society organisations for their efforts to defeat the scourge of Sexual and Gender Based Violence in Liberia.
I arrive at a challenging time. Across the world we are seeing the devastating impact of an invisible killer, COVID-19. As Liberia knows from its experience of bringing the Ebola outbreak under control, international cooperation is vital. We must not let COVID-19 reverse Liberia’s hard won development gains.
The UK is at the forefront of the global pandemic response. We have pledged up to $950 million of UK Aid to tackle the pandemic globally. This includes $95 million for the World Health Organisation, $32 million for UNICEF and $19 million for the World Food Programme. To find a vaccine, the UK has committed up to $295 million to the Coalition for Epidemic Preparedness Innovations (CEPI), the biggest donation by a country. We have pledged $2 billion to GAVI, the Vaccine Alliance, to vaccinate children against deadly infectious diseases, strengthen health systems and save lives, including in Liberia. Our $25 million contribution to the African Union’s COVID-19 Response Fund makes the UK the largest national donor. UK funds will support all 55 African Union member state countries, including Liberia. Our increased support to international partners such as the IMF and World Bank is providing countries including Liberia with the finance needed to develop their response to this unprecedented challenge.
The UK commends the Liberian Ministry of Health’s focus on ensuring that, notwithstanding the pandemic, quality basic services are provided to all. UK programmes are supporting public health messaging and provision of social protection to those most affected in Liberia. By working together, we can tackle the spread of COVID-19, mitigate its impacts, support the poorest and most vulnerable and help all of us to bounce back and prosper.
As we look to build back better, we must seize the opportunities for green economic growth and clean energy, while protecting our natural habitat. Liberia can be proud of its natural heritage, with some of the largest surviving tropical rainforests in West Africa, rich in biodiversity. We are pleased to support Liberia in protecting these valuable resources and building sustainable livelihoods for local communities. I look forward to strengthening our cooperation on these important issues in the run up to next year’s UK-hosted COP26 UN Climate Change Conference and beyond.

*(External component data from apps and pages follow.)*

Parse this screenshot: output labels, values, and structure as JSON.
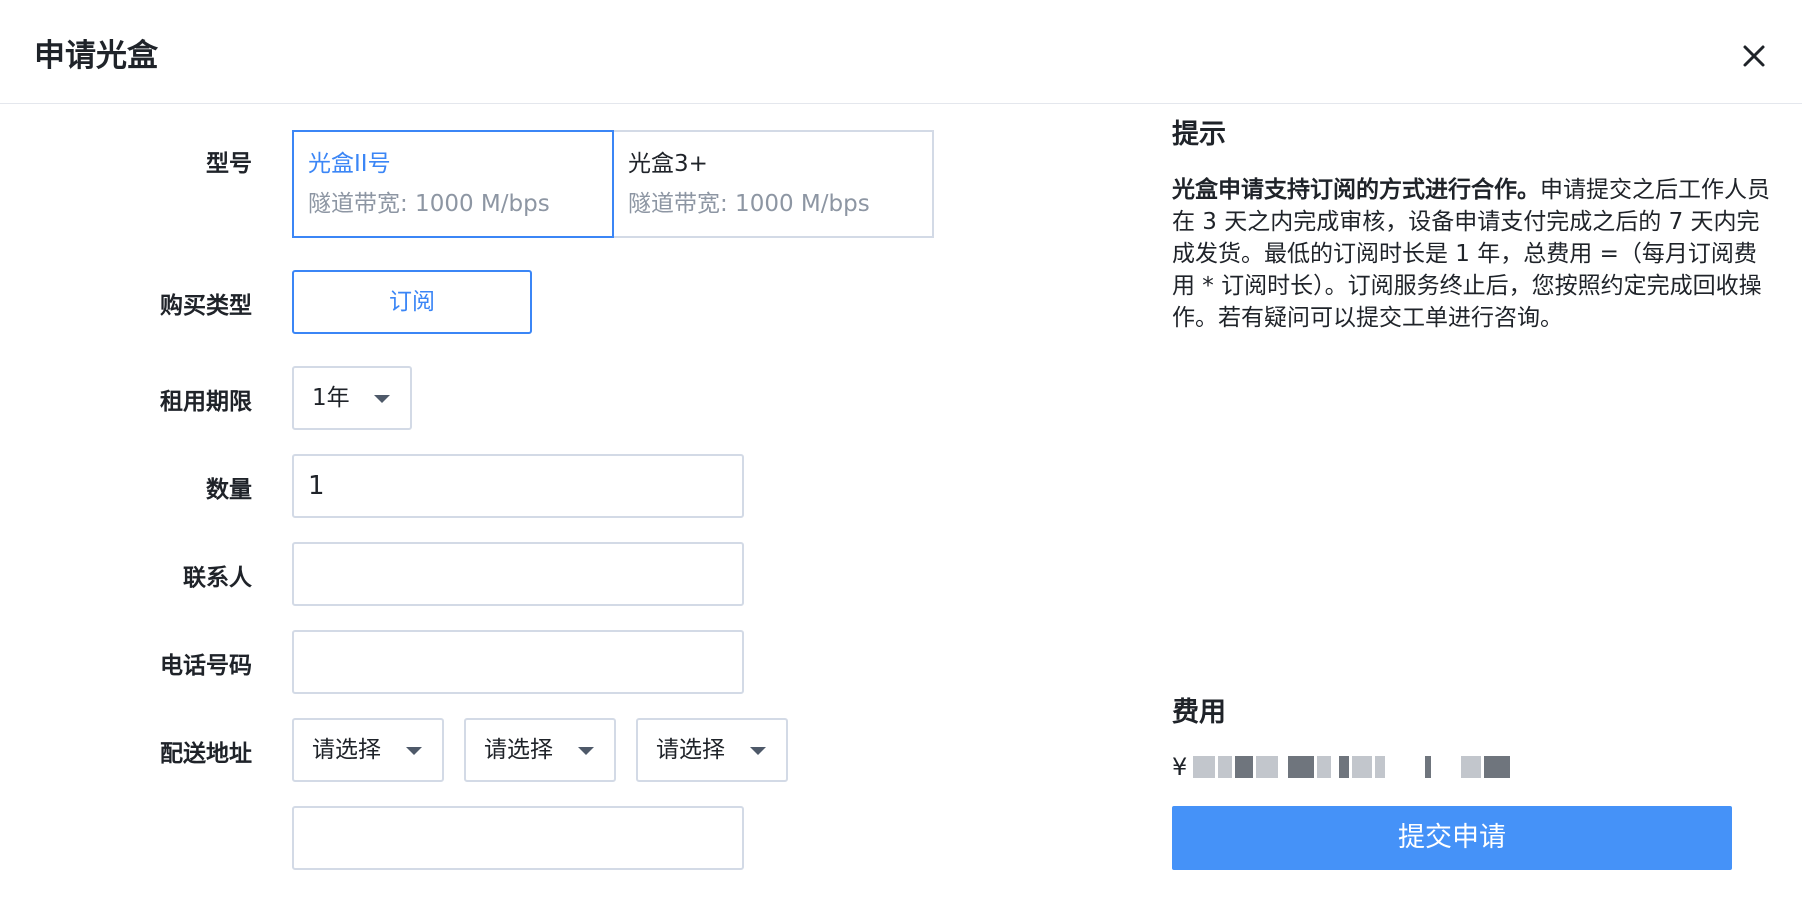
{
  "dialog": {
    "title": "申请光盒"
  },
  "form": {
    "model_label": "型号",
    "models": [
      {
        "name": "光盒II号",
        "desc": "隧道带宽: 1000 M/bps",
        "selected": true
      },
      {
        "name": "光盒3+",
        "desc": "隧道带宽: 1000 M/bps",
        "selected": false
      }
    ],
    "purchase_type_label": "购买类型",
    "purchase_type_value": "订阅",
    "term_label": "租用期限",
    "term_value": "1年",
    "quantity_label": "数量",
    "quantity_value": "1",
    "contact_label": "联系人",
    "contact_value": "",
    "phone_label": "电话号码",
    "phone_value": "",
    "address_label": "配送地址",
    "address_selects": [
      "请选择",
      "请选择",
      "请选择"
    ],
    "address_detail_value": ""
  },
  "side": {
    "tip_title": "提示",
    "tip_bold": "光盒申请支持订阅的方式进行合作。",
    "tip_text": "申请提交之后工作人员在 3 天之内完成审核，设备申请支付完成之后的 7 天内完成发货。最低的订阅时长是 1 年，总费用 =（每月订阅费用 * 订阅时长）。订阅服务终止后，您按照约定完成回收操作。若有疑问可以提交工单进行咨询。",
    "fee_title": "费用",
    "currency": "¥",
    "submit_label": "提交申请"
  },
  "colors": {
    "accent": "#3b86f6",
    "submit_bg": "#4592f8",
    "border": "#d3dae6"
  },
  "icons": {
    "close": "close-icon",
    "dropdown": "caret-down-icon"
  }
}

Our friendship began over 170 years ago. The bilateral ties between us remain as strong as ever. We are good friends and partners on the international stage, consistently supporting each other on issues of shared concern in international fora.
I very much look forward to working with your Government, international partners, civil society and the private sector to help Liberia fulfil its potential for a peaceful and prosperous future.
Your Excellency Mr President, I thank you.